Regardless of the client or athlete I’m working with, a proper dynamic warm-up will always be included in their training session for the day. I feel a good warm-up will help with injury prevention and prepare the body for the rest of the workout. Mobility drills, activation exercises, stability training, and movements to help increase the heart rate make up the majority of the routine. One tool I use on occasion to help increase heart rate and challenge footwork and coordination is the “agility” or “speed” ladder. Fitness equipment companies, like ‘Perform Better’, have different ladders to choose from if you are looking to get your own. If the budget it tight, simply grab some electric tape and tape out some boxes on the floor.
Benefits of the ladder include:
- Multi-planar coordination
- Increased heart rate and blood flow throughout the body
- Increased mind-body connection…helps to get us focused
All of these are key benefits to incorporate into a proper warm up routine. Notice I didn’t say that the ladder is great for increasing your agility or your speed. Despite the popular terms used to describe the ladder, I think they are a bit misleading. I prefer effective bodyweight drills and movements, as well as strength training, to improve an athlete’s agility and speed.
The biggest issue I have with the ladder is the body position it puts you in; specifically, your head. This clip below will further explain the issue. In the indoor shots in the video, I did not give my two MMA athletes any cues prior to these ladder drills; I simply told them to move laterally and put both feet in each box. Yes, they are fast, but notice their head position…eyes are looking straight down. I don’t know about you, but if I’m an MMA athlete I think I’d rather keep my eyes up on my opponent. That holds true for all sports…if you are a football player or basketball player, you want to be looking down field or court respectively. You want to see the playing field in front of you in order to make the best play possible. Looking down at your feet worrying about tripping is not an athletic position.
Having said that, I still like to incorporate the ladder occasionally for the benefits listed at the beginning of the article. In order to remedy the “head position” issue, I use a couple different strategies that you see in the video clip. Again, I did not give the athletes any cues here nor did I tell them why I was filming their ladder drills. I wanted to see if these strategies would work without them knowing what I was trying to accomplish. By the looks of the clip, it does.
The outdoor shots just show you a larger group of individuals performing a variety of ladder drills. When I use the ladder, I typically include 10-12 drills that will cover all 3 planes of motions; sagittal, frontal, and transverse. This should only take 2-3 minutes to complete. Some movements include the “solutions” I mentioned above and some do not. I switched it up on the athletes intentionally so you could get another look at their head positioning. In this outdoor session, the athletes performed a number of additional drills and you can still play catch or have them call out a number regardless of the drill they are performing.
1. Play Catch – Using any ball (I used a tennis ball and a stability ball), simply play catch with the athlete while they are performing the ladder drill of choice.

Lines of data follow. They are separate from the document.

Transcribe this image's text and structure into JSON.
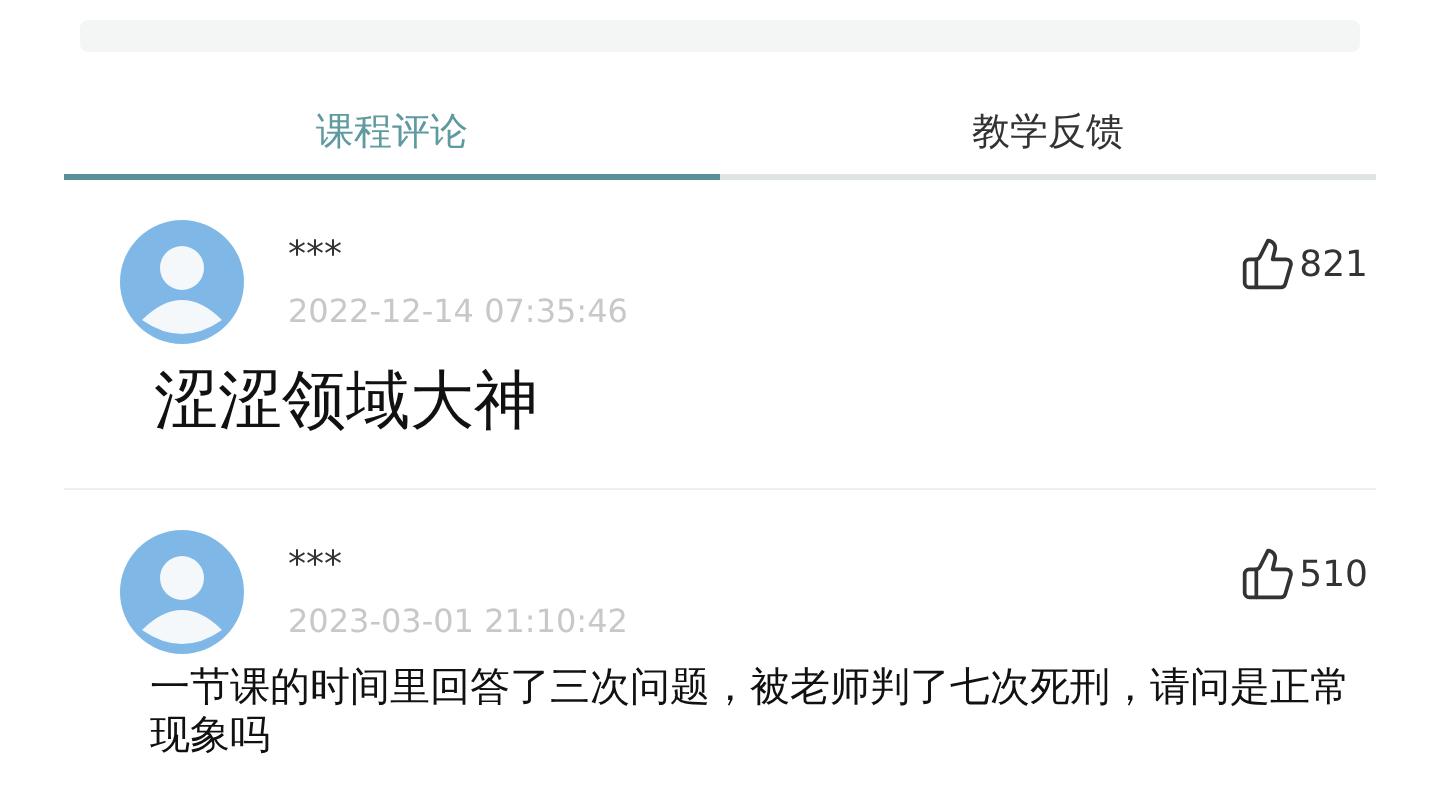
{
  "tabs": [
    {
      "label": "课程评论",
      "selected": true
    },
    {
      "label": "教学反馈",
      "selected": false
    }
  ],
  "comments": [
    {
      "name": "***",
      "time": "2022-12-14 07:35:46",
      "likes": "821",
      "kind": "large",
      "text": "涩涩领域大神"
    },
    {
      "name": "***",
      "time": "2023-03-01 21:10:42",
      "likes": "510",
      "kind": "normal",
      "text": "一节课的时间里回答了三次问题，被老师判了七次死刑，请问是正常现象吗"
    }
  ]
}
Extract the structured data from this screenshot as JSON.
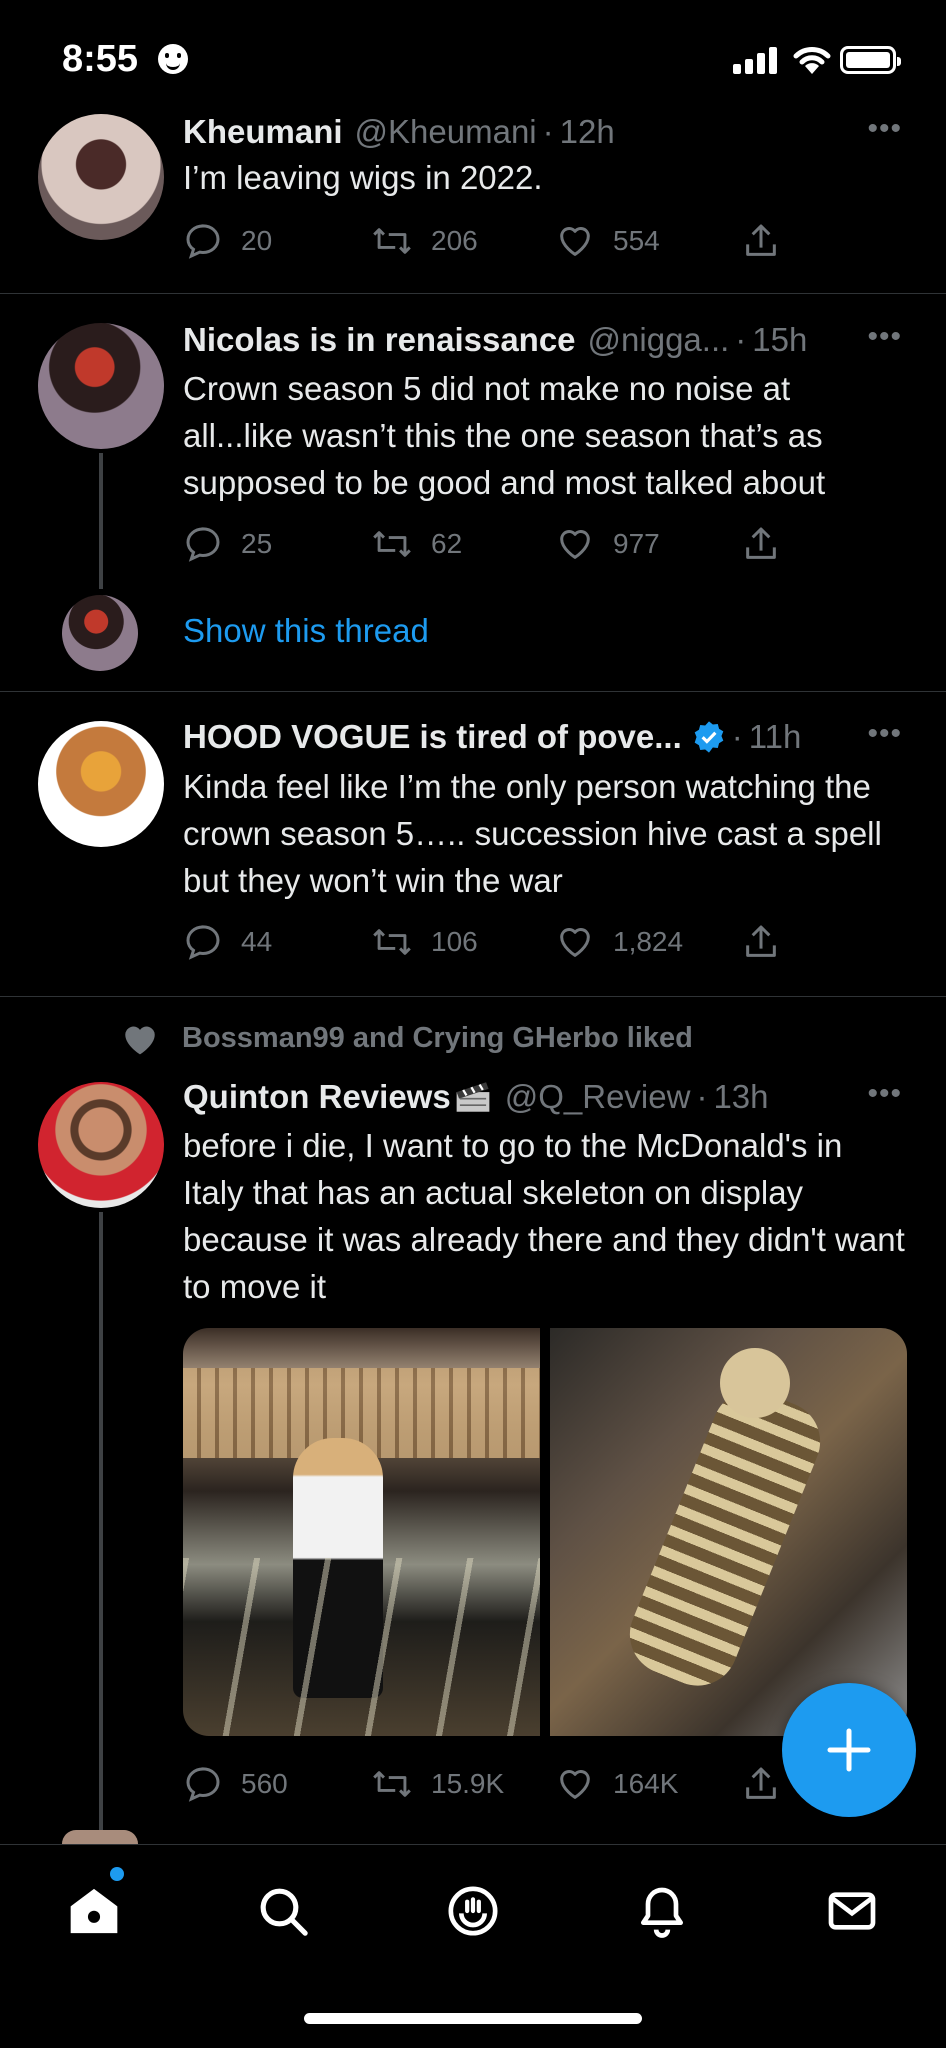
{
  "status": {
    "time": "8:55"
  },
  "tweets": [
    {
      "name": "Kheumani",
      "handle": "@Kheumani",
      "time": "12h",
      "text": "I’m leaving wigs in 2022.",
      "replies": "20",
      "retweets": "206",
      "likes": "554"
    },
    {
      "name": "Nicolas is in renaissance",
      "handle": "@nigga...",
      "time": "15h",
      "text": "Crown season 5 did not make no noise at all...like wasn’t this the one season that’s as supposed to be good and most talked about",
      "replies": "25",
      "retweets": "62",
      "likes": "977",
      "show_thread": "Show this thread"
    },
    {
      "name": "HOOD VOGUE is tired of pove...",
      "handle": "",
      "time": "11h",
      "text": "Kinda feel like I’m the only person watching the crown season 5….. succession hive cast a spell but they won’t win the war",
      "replies": "44",
      "retweets": "106",
      "likes": "1,824"
    },
    {
      "liked_by": "Bossman99 and Crying GHerbo liked",
      "name": "Quinton Reviews",
      "handle": "@Q_Review",
      "time": "13h",
      "text": "before i die, I want to go to the McDonald's in Italy that has an actual skeleton on display because it was already there and they didn't want to move it",
      "replies": "560",
      "retweets": "15.9K",
      "likes": "164K"
    }
  ],
  "icons": [
    "reply-icon",
    "retweet-icon",
    "like-icon",
    "share-icon",
    "more-icon",
    "verified-icon",
    "clapperboard-icon",
    "home-icon",
    "search-icon",
    "spaces-icon",
    "notifications-icon",
    "messages-icon",
    "compose-icon"
  ],
  "colors": {
    "accent": "#1d9bf0",
    "background": "#000000",
    "muted": "#71767b",
    "text": "#e7e9ea"
  }
}
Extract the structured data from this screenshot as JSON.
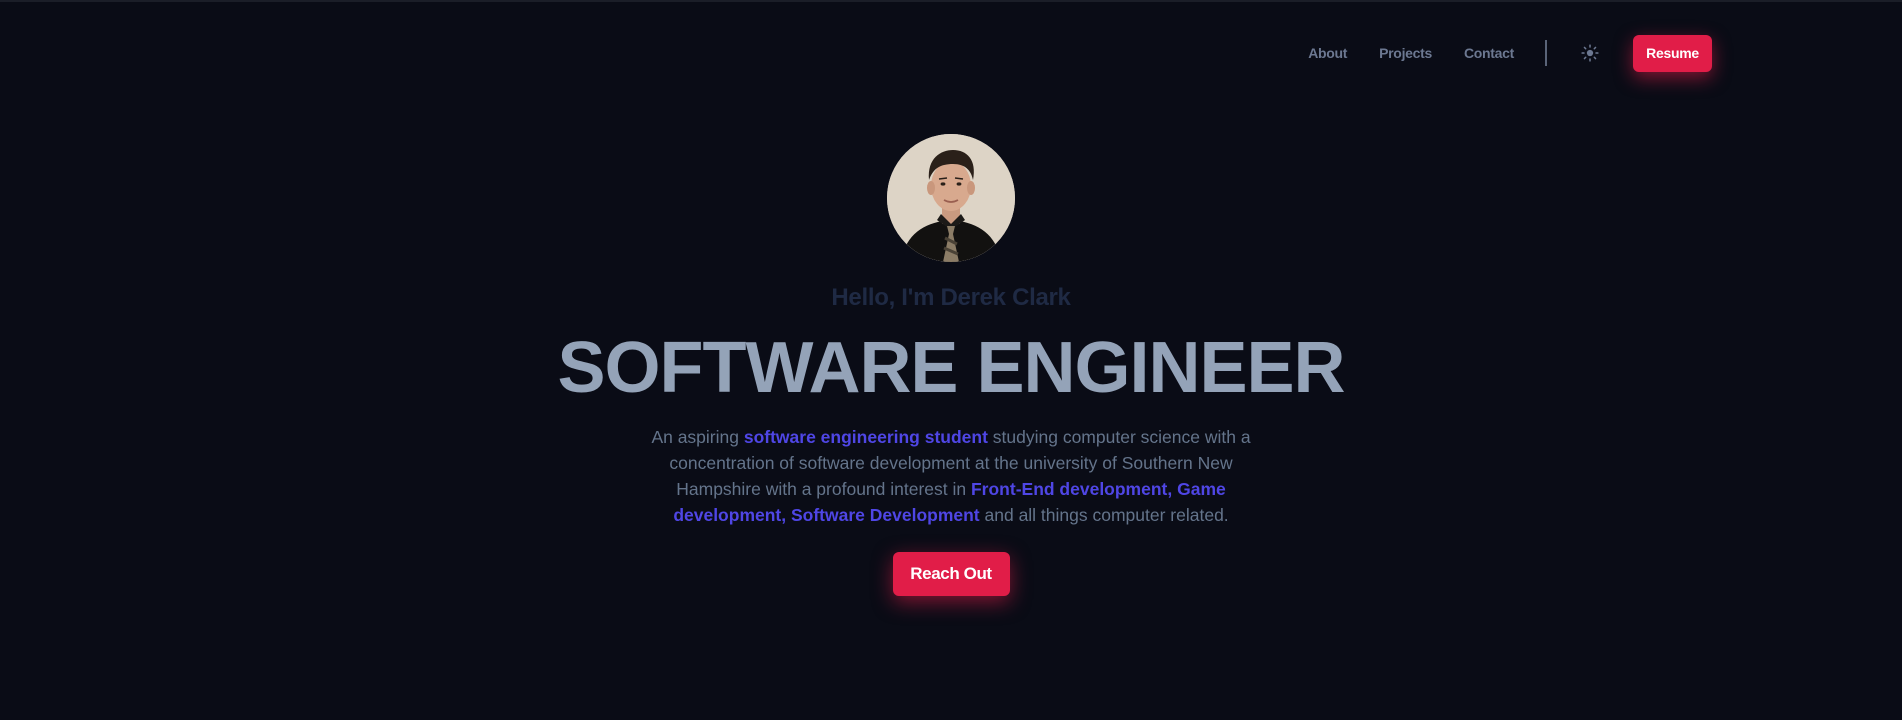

This will force them to keep their head up and also work on eye-hand coordination at the same time.
2. Hand Gestures – If you don’t have a ball at your disposal, put your hand up and flash different numbers while they perform the drill. Have them yell out the number and keep changing it up to keep them “on their toes”…so to speak.
At the end of the day, your body alone is all you need to accomplish a number of your fitness goals. I love fitness equipment, toys, and gadgets as much as the next guy and I feel they are a nice complement to bodyweight training. I think it’s important to have many “tools in your toolbox”. Ladder drills should be included in the dynamic warm up phase of a complete strength and conditioning program on occasion to change things up and keep it fresh. Just be sure to use proper form and don’t stare down at your feet…you have the same shoes on that you had when you started your workout.
Doug Balzarini, CSCS, MMA-CC, is the owner of DB Strength, which provides fitness training, education, and resources. He is also the strength and conditioning coach for Alliance MMA where he works with UFC Champion Dominick Cruz, Phil Davis, Brandon Vera, Travis Browne, Ross Pearson, Alexander Gustafsson, and more. Prior to starting his own business, Doug worked at Fitness Quest 10 as a personal trainer, strength coach, and Operations Director for Todd Durkin Enterprises (TDE).
He has completed some graduate work in Biomechanics at SDSU and has obtained multiple certifications including ACE, NSCA-CSCS, MMA-CC, TRX instructor training, EFI Gravity instructor training, LIFT Sandbag Certification, and FMS training. He has produced his own 2-DVD set on strength training for combat athletes, appeared in many fitness videos and articles, and was recently a coach on “The Ultimate Fighter” TV show.
For more information please visit www.dbstrength.com.